Flashes in the distant sky. Would it rain?
Shouldn’t matter. The email said rain or shine, the brisk walking party would be there. My concern was whether I’d reach the meeting point on time.They said they would start their walk on the dot.
My handphone buzzed.
“Heavy rain everywhere. Walk is canceled.”
Looking out of the bus, I noticed a reservoir ahead. I’d often passed over the years but never had a reason to stop. I looked up from where I was seated. The sky was still dark in the way dawn is. Since I was out already, I might as well make a reason for myself.
Pressed the bus bell. The driver let me out. Stepped from the artificial cool of the air-con bus onto the snappy breeze of dawn. The rumble of the bus trailed away.

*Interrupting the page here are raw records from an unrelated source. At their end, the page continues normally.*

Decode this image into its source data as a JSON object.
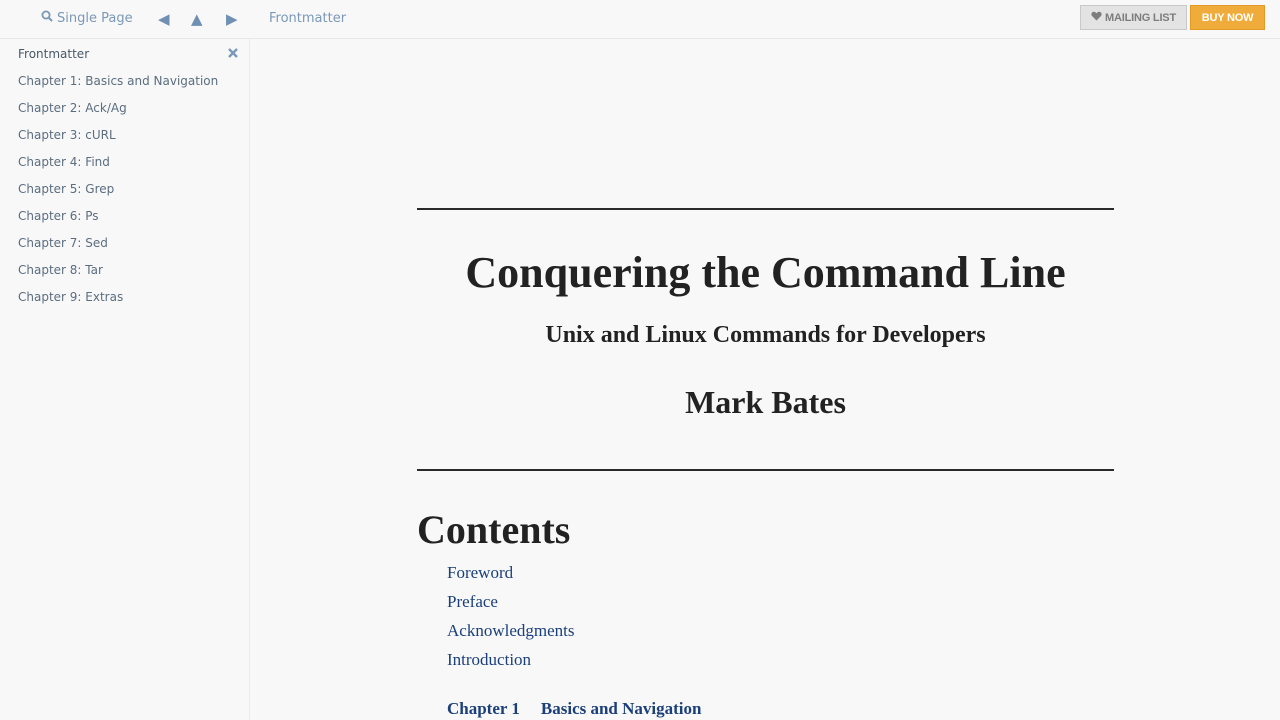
{
  "topbar": {
    "single_page": "Single Page",
    "prev_glyph": "◀",
    "up_glyph": "▲",
    "next_glyph": "▶",
    "breadcrumb": "Frontmatter",
    "mailing_list": "MAILING LIST",
    "buy_now": "BUY NOW"
  },
  "sidebar": {
    "items": [
      "Frontmatter",
      "Chapter 1: Basics and Navigation",
      "Chapter 2: Ack/Ag",
      "Chapter 3: cURL",
      "Chapter 4: Find",
      "Chapter 5: Grep",
      "Chapter 6: Ps",
      "Chapter 7: Sed",
      "Chapter 8: Tar",
      "Chapter 9: Extras"
    ]
  },
  "book": {
    "title": "Conquering the Command Line",
    "subtitle": "Unix and Linux Commands for Developers",
    "author": "Mark Bates"
  },
  "toc": {
    "heading": "Contents",
    "links": [
      "Foreword",
      "Preface",
      "Acknowledgments",
      "Introduction"
    ],
    "chapter_number": "Chapter 1",
    "chapter_title": "Basics and Navigation"
  },
  "colors": {
    "link": "#1a3f7a",
    "buy_button": "#f0ac3b",
    "nav": "#7a98b8"
  }
}
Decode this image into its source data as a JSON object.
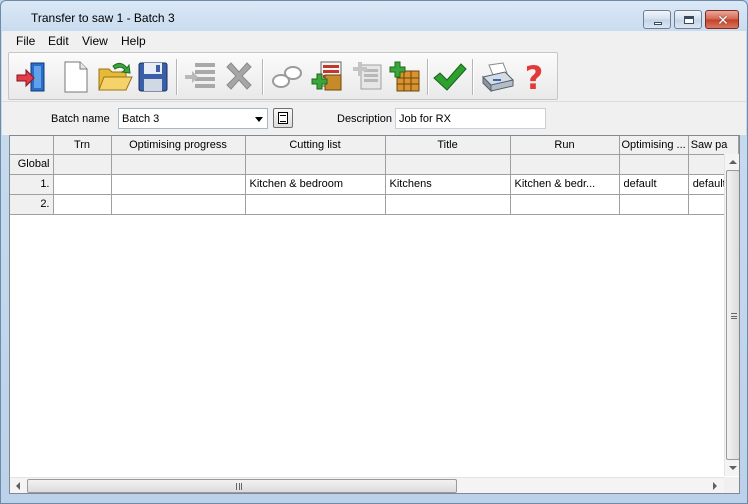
{
  "window": {
    "title": "Transfer to saw 1 - Batch 3"
  },
  "menu": [
    "File",
    "Edit",
    "View",
    "Help"
  ],
  "toolbar": [
    {
      "icon": "exit-door-icon"
    },
    {
      "icon": "new-document-icon"
    },
    {
      "icon": "open-folder-icon"
    },
    {
      "icon": "save-disk-icon"
    },
    {
      "icon": "insert-row-icon"
    },
    {
      "icon": "delete-icon"
    },
    {
      "icon": "link-icon"
    },
    {
      "icon": "add-cutting-list-icon"
    },
    {
      "icon": "edit-cutting-list-icon"
    },
    {
      "icon": "add-board-icon"
    },
    {
      "icon": "check-icon"
    },
    {
      "icon": "print-icon"
    },
    {
      "icon": "help-icon"
    }
  ],
  "form": {
    "batch_name_label": "Batch name",
    "batch_name_value": "Batch 3",
    "description_label": "Description",
    "description_value": "Job for RX"
  },
  "grid": {
    "columns": [
      "",
      "Trn",
      "Optimising progress",
      "Cutting list",
      "Title",
      "Run",
      "Optimising ...",
      "Saw pa"
    ],
    "rows": [
      [
        "Global",
        "",
        "",
        "",
        "",
        "",
        "",
        ""
      ],
      [
        "1.",
        "",
        "",
        "Kitchen & bedroom",
        "Kitchens",
        "Kitchen & bedr...",
        "default",
        "default"
      ],
      [
        "2.",
        "",
        "",
        "",
        "",
        "",
        "",
        ""
      ]
    ]
  },
  "colors": {
    "accent": "#2a6cc7",
    "close": "#c1402a",
    "check": "#2ea02e",
    "help": "#e23a3a"
  }
}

The rustle of the dew-laden trees filled the silence.
There was a pier in the distance. Further back was a golf green lit in harsh halogen white. A gentle breeze caressed the water’s surface. Small ripples breaking the reflection of the man-made lights on obsidian waves.
The park was deserted, save for two or three individuals resting under small shelters along the foot path. I stepped from stoney path to wooden board, and walked till the end of the pier. There was only the sound of water and wind. I positioned myself to take a few pictures of the distant lights. I was surprised to find that there were more colours captured on camera than my eye could see.

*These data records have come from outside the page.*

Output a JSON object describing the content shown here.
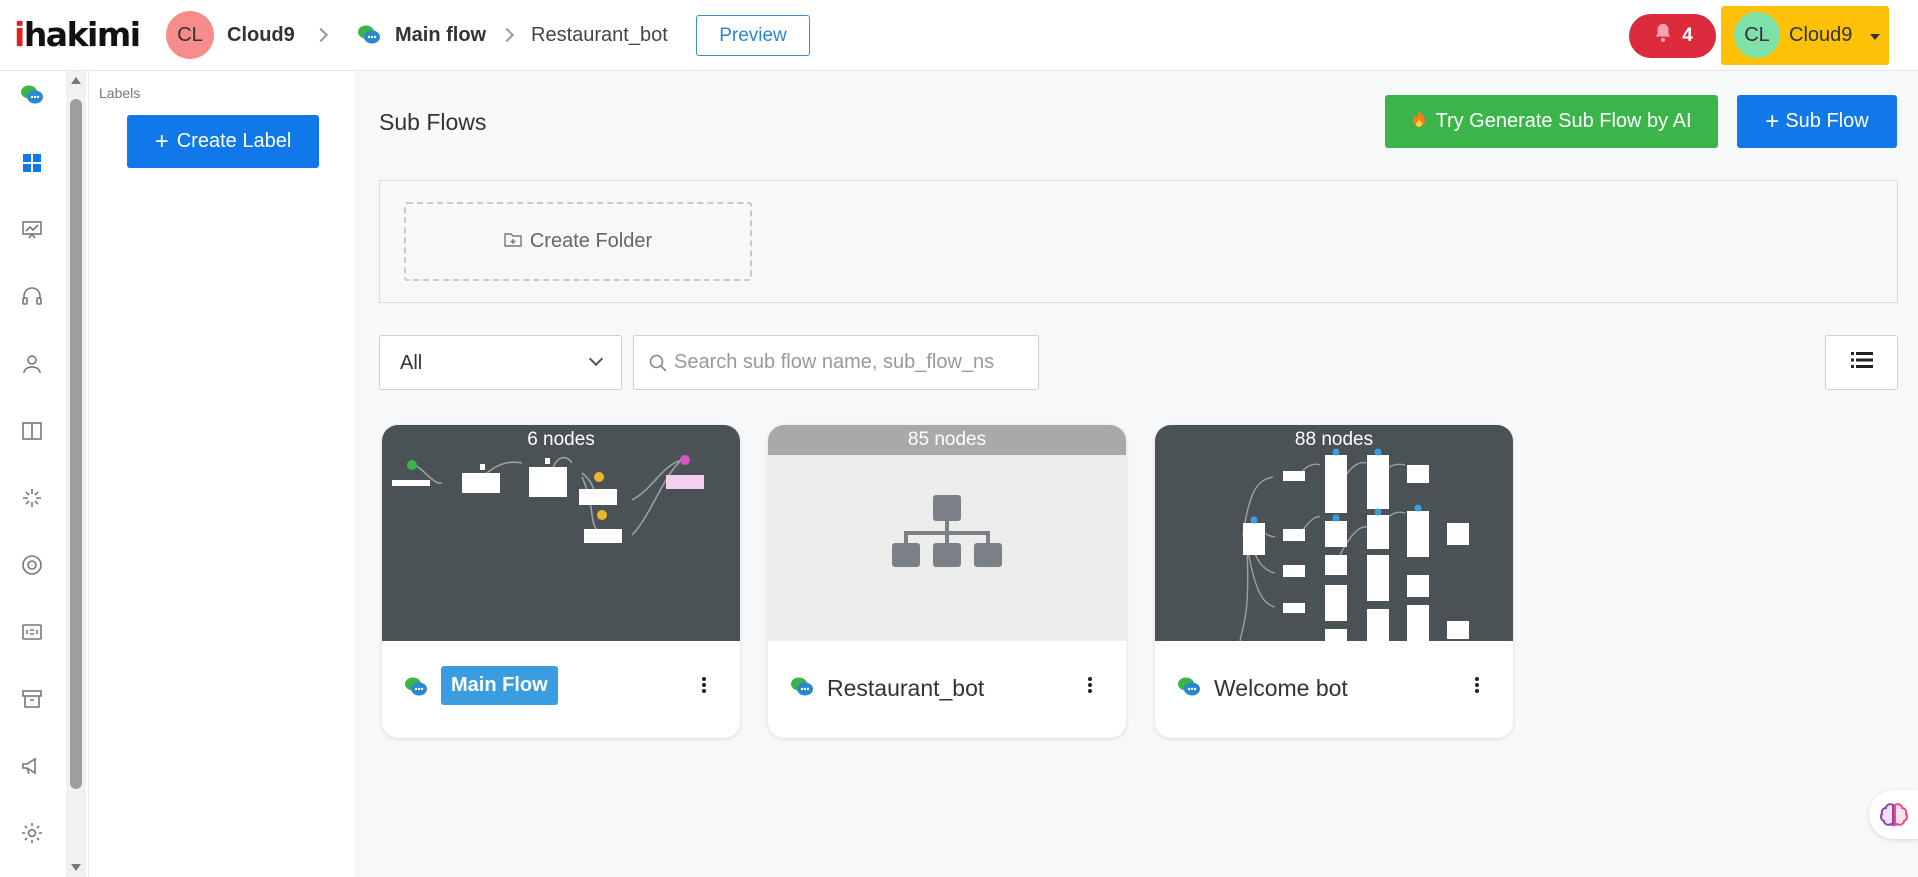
{
  "app": {
    "logo_text": "ihakimi",
    "brand_color": "#e31e24",
    "accent": "#1078e9"
  },
  "header": {
    "workspace_avatar": "CL",
    "workspace_name": "Cloud9",
    "breadcrumb_main": "Main flow",
    "breadcrumb_current": "Restaurant_bot",
    "preview_label": "Preview",
    "notification_count": "4",
    "user_avatar": "CL",
    "user_name": "Cloud9"
  },
  "sidebar": {
    "icons": [
      "chat-bot-icon",
      "dashboard-icon",
      "presentation-icon",
      "headset-icon",
      "user-icon",
      "book-icon",
      "sparkle-icon",
      "lifebuoy-icon",
      "id-card-icon",
      "archive-icon",
      "megaphone-icon",
      "settings-icon"
    ]
  },
  "labels": {
    "title": "Labels",
    "create_label": "Create Label"
  },
  "main": {
    "title": "Sub Flows",
    "ai_button": "Try Generate Sub Flow by AI",
    "subflow_button": "Sub Flow",
    "create_folder": "Create Folder",
    "filter_value": "All",
    "search_placeholder": "Search sub flow name, sub_flow_ns"
  },
  "cards": [
    {
      "nodes": "6 nodes",
      "name": "Main Flow",
      "thumb": "flow-preview"
    },
    {
      "nodes": "85 nodes",
      "name": "Restaurant_bot",
      "thumb": "placeholder"
    },
    {
      "nodes": "88 nodes",
      "name": "Welcome bot",
      "thumb": "flow-preview"
    }
  ]
}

It started to rain, droplets growing into pelting water bombs. I hurried to a sheltered part of the pier. A man got off his bicycle and sought shelter as well. Probably came here to fish. There was plenty of room. He was my silent company while I waited out the rain.
When the showers slowed to a light drizzle, I left the pier and walked along the path to explore the rest of the park. There wasn’t much to see, partly because it was still dark, and because there wasn’t much to the park. I’d quickly reached the end of the path. I walked to the main road with a promise to be back.